START Task data

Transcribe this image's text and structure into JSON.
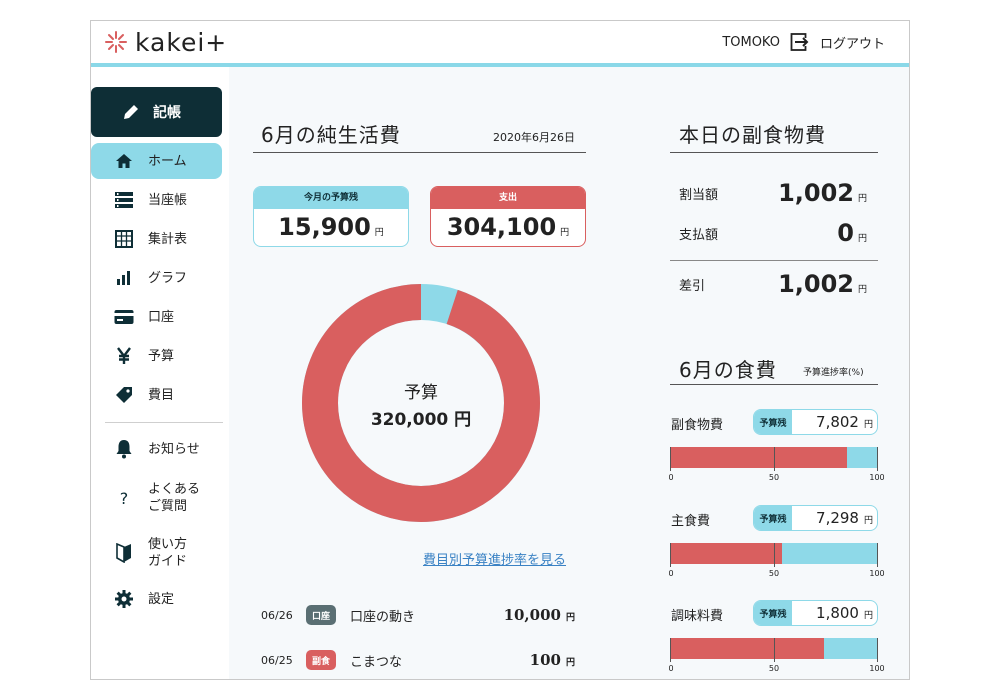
{
  "colors": {
    "navy": "#0e2e36",
    "aqua": "#8ed9e8",
    "red": "#d95f5f",
    "link": "#3a82c4"
  },
  "header": {
    "brand": "kakei+",
    "user": "TOMOKO",
    "logout": "ログアウト"
  },
  "sidebar": {
    "entry": "記帳",
    "items": [
      {
        "label": "ホーム",
        "icon": "home-icon"
      },
      {
        "label": "当座帳",
        "icon": "list-icon"
      },
      {
        "label": "集計表",
        "icon": "table-icon"
      },
      {
        "label": "グラフ",
        "icon": "bar-chart-icon"
      },
      {
        "label": "口座",
        "icon": "card-icon"
      },
      {
        "label": "予算",
        "icon": "yen-icon"
      },
      {
        "label": "費目",
        "icon": "tag-icon"
      },
      {
        "label": "お知らせ",
        "icon": "bell-icon"
      },
      {
        "label_1": "よくある",
        "label_2": "ご質問",
        "icon": "question-icon"
      },
      {
        "label_1": "使い方",
        "label_2": "ガイド",
        "icon": "beginner-icon"
      },
      {
        "label": "設定",
        "icon": "gear-icon"
      }
    ]
  },
  "living": {
    "title": "6月の純生活費",
    "date": "2020年6月26日",
    "budget_remaining_label": "今月の予算残",
    "budget_remaining": "15,900",
    "spent_label": "支出",
    "spent": "304,100",
    "yen": "円",
    "donut_label": "予算",
    "donut_value": "320,000 円",
    "spent_share": 0.95,
    "link": "費目別予算進捗率を見る"
  },
  "transactions": [
    {
      "date": "06/26",
      "tag": "口座",
      "tag_color": "#5a6f73",
      "desc": "口座の動き",
      "amount": "10,000",
      "unit": "円"
    },
    {
      "date": "06/25",
      "tag": "副食",
      "tag_color": "#d95f5f",
      "desc": "こまつな",
      "amount": "100",
      "unit": "円"
    }
  ],
  "sidefood": {
    "title": "本日の副食物費",
    "allotted_label": "割当額",
    "allotted": "1,002",
    "paid_label": "支払額",
    "paid": "0",
    "diff_label": "差引",
    "diff": "1,002",
    "yen": "円"
  },
  "food": {
    "title": "6月の食費",
    "note": "予算進捗率(%)",
    "remain_tag": "予算残",
    "yen": "円",
    "ticks": [
      "0",
      "50",
      "100"
    ],
    "categories": [
      {
        "name": "副食物費",
        "remaining": "7,802",
        "progress": 0.85
      },
      {
        "name": "主食費",
        "remaining": "7,298",
        "progress": 0.54
      },
      {
        "name": "調味料費",
        "remaining": "1,800",
        "progress": 0.74
      }
    ]
  }
}
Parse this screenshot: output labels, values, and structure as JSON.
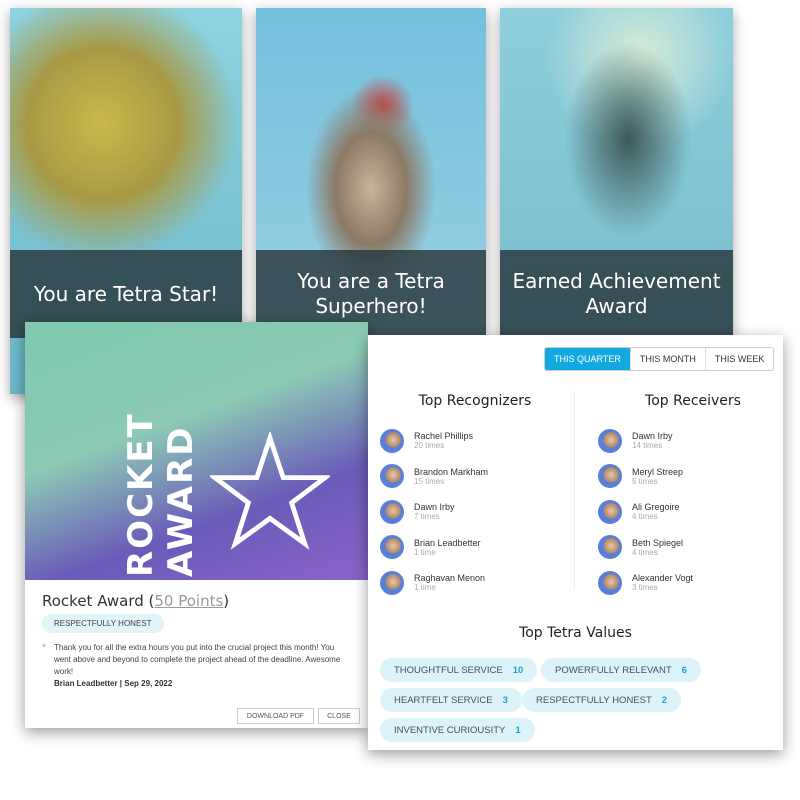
{
  "cards": [
    {
      "title": "You are Tetra Star!"
    },
    {
      "title": "You are a Tetra Superhero!"
    },
    {
      "title": "Earned Achievement Award"
    }
  ],
  "rocket": {
    "banner": "ROCKET AWARD",
    "name": "Rocket Award",
    "points": "50 Points",
    "value_tag": "RESPECTFULLY HONEST",
    "quote_mark": "“",
    "message": "Thank you for all the extra hours you put into the crucial project this month! You went above and beyond to complete the project ahead of the deadline. Awesome work!",
    "author_line": "Brian Leadbetter | Sep 29, 2022",
    "download_label": "DOWNLOAD PDF",
    "close_label": "CLOSE"
  },
  "stats": {
    "periods": [
      "THIS QUARTER",
      "THIS MONTH",
      "THIS WEEK"
    ],
    "active_period": "THIS QUARTER",
    "accent": "#13a9e0",
    "recognizers_title": "Top Recognizers",
    "recognizers": [
      {
        "name": "Rachel Phillips",
        "count": "20 times"
      },
      {
        "name": "Brandon Markham",
        "count": "15 times"
      },
      {
        "name": "Dawn Irby",
        "count": "7 times"
      },
      {
        "name": "Brian Leadbetter",
        "count": "1 time"
      },
      {
        "name": "Raghavan Menon",
        "count": "1 time"
      }
    ],
    "receivers_title": "Top Receivers",
    "receivers": [
      {
        "name": "Dawn Irby",
        "count": "14 times"
      },
      {
        "name": "Meryl Streep",
        "count": "5 times"
      },
      {
        "name": "Ali Gregoire",
        "count": "4 times"
      },
      {
        "name": "Beth Spiegel",
        "count": "4 times"
      },
      {
        "name": "Alexander Vogt",
        "count": "3 times"
      }
    ],
    "values_title": "Top Tetra Values",
    "values": [
      {
        "label": "THOUGHTFUL SERVICE",
        "count": "10"
      },
      {
        "label": "POWERFULLY RELEVANT",
        "count": "6"
      },
      {
        "label": "HEARTFELT SERVICE",
        "count": "3"
      },
      {
        "label": "RESPECTFULLY HONEST",
        "count": "2"
      },
      {
        "label": "INVENTIVE CURIOUSITY",
        "count": "1"
      }
    ]
  }
}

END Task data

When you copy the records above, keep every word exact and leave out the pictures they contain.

Transcribe this image's text and structure into JSON.
{
  "colors": {
    "navy": "#0e2e36",
    "aqua": "#8ed9e8",
    "red": "#d95f5f",
    "link": "#3a82c4"
  },
  "header": {
    "brand": "kakei+",
    "user": "TOMOKO",
    "logout": "ログアウト"
  },
  "sidebar": {
    "entry": "記帳",
    "items": [
      {
        "label": "ホーム",
        "icon": "home-icon"
      },
      {
        "label": "当座帳",
        "icon": "list-icon"
      },
      {
        "label": "集計表",
        "icon": "table-icon"
      },
      {
        "label": "グラフ",
        "icon": "bar-chart-icon"
      },
      {
        "label": "口座",
        "icon": "card-icon"
      },
      {
        "label": "予算",
        "icon": "yen-icon"
      },
      {
        "label": "費目",
        "icon": "tag-icon"
      },
      {
        "label": "お知らせ",
        "icon": "bell-icon"
      },
      {
        "label_1": "よくある",
        "label_2": "ご質問",
        "icon": "question-icon"
      },
      {
        "label_1": "使い方",
        "label_2": "ガイド",
        "icon": "beginner-icon"
      },
      {
        "label": "設定",
        "icon": "gear-icon"
      }
    ]
  },
  "living": {
    "title": "6月の純生活費",
    "date": "2020年6月26日",
    "budget_remaining_label": "今月の予算残",
    "budget_remaining": "15,900",
    "spent_label": "支出",
    "spent": "304,100",
    "yen": "円",
    "donut_label": "予算",
    "donut_value": "320,000 円",
    "spent_share": 0.95,
    "link": "費目別予算進捗率を見る"
  },
  "transactions": [
    {
      "date": "06/26",
      "tag": "口座",
      "tag_color": "#5a6f73",
      "desc": "口座の動き",
      "amount": "10,000",
      "unit": "円"
    },
    {
      "date": "06/25",
      "tag": "副食",
      "tag_color": "#d95f5f",
      "desc": "こまつな",
      "amount": "100",
      "unit": "円"
    }
  ],
  "sidefood": {
    "title": "本日の副食物費",
    "allotted_label": "割当額",
    "allotted": "1,002",
    "paid_label": "支払額",
    "paid": "0",
    "diff_label": "差引",
    "diff": "1,002",
    "yen": "円"
  },
  "food": {
    "title": "6月の食費",
    "note": "予算進捗率(%)",
    "remain_tag": "予算残",
    "yen": "円",
    "ticks": [
      "0",
      "50",
      "100"
    ],
    "categories": [
      {
        "name": "副食物費",
        "remaining": "7,802",
        "progress": 0.85
      },
      {
        "name": "主食費",
        "remaining": "7,298",
        "progress": 0.54
      },
      {
        "name": "調味料費",
        "remaining": "1,800",
        "progress": 0.74
      }
    ]
  }
}
Parse this screenshot: output labels, values, and structure as JSON.
{
  "cards": [
    {
      "title": "You are Tetra Star!"
    },
    {
      "title": "You are a Tetra Superhero!"
    },
    {
      "title": "Earned Achievement Award"
    }
  ],
  "rocket": {
    "banner": "ROCKET AWARD",
    "name": "Rocket Award",
    "points": "50 Points",
    "value_tag": "RESPECTFULLY HONEST",
    "quote_mark": "“",
    "message": "Thank you for all the extra hours you put into the crucial project this month! You went above and beyond to complete the project ahead of the deadline. Awesome work!",
    "author_line": "Brian Leadbetter | Sep 29, 2022",
    "download_label": "DOWNLOAD PDF",
    "close_label": "CLOSE"
  },
  "stats": {
    "periods": [
      "THIS QUARTER",
      "THIS MONTH",
      "THIS WEEK"
    ],
    "active_period": "THIS QUARTER",
    "accent": "#13a9e0",
    "recognizers_title": "Top Recognizers",
    "recognizers": [
      {
        "name": "Rachel Phillips",
        "count": "20 times"
      },
      {
        "name": "Brandon Markham",
        "count": "15 times"
      },
      {
        "name": "Dawn Irby",
        "count": "7 times"
      },
      {
        "name": "Brian Leadbetter",
        "count": "1 time"
      },
      {
        "name": "Raghavan Menon",
        "count": "1 time"
      }
    ],
    "receivers_title": "Top Receivers",
    "receivers": [
      {
        "name": "Dawn Irby",
        "count": "14 times"
      },
      {
        "name": "Meryl Streep",
        "count": "5 times"
      },
      {
        "name": "Ali Gregoire",
        "count": "4 times"
      },
      {
        "name": "Beth Spiegel",
        "count": "4 times"
      },
      {
        "name": "Alexander Vogt",
        "count": "3 times"
      }
    ],
    "values_title": "Top Tetra Values",
    "values": [
      {
        "label": "THOUGHTFUL SERVICE",
        "count": "10"
      },
      {
        "label": "POWERFULLY RELEVANT",
        "count": "6"
      },
      {
        "label": "HEARTFELT SERVICE",
        "count": "3"
      },
      {
        "label": "RESPECTFULLY HONEST",
        "count": "2"
      },
      {
        "label": "INVENTIVE CURIOUSITY",
        "count": "1"
      }
    ]
  }
}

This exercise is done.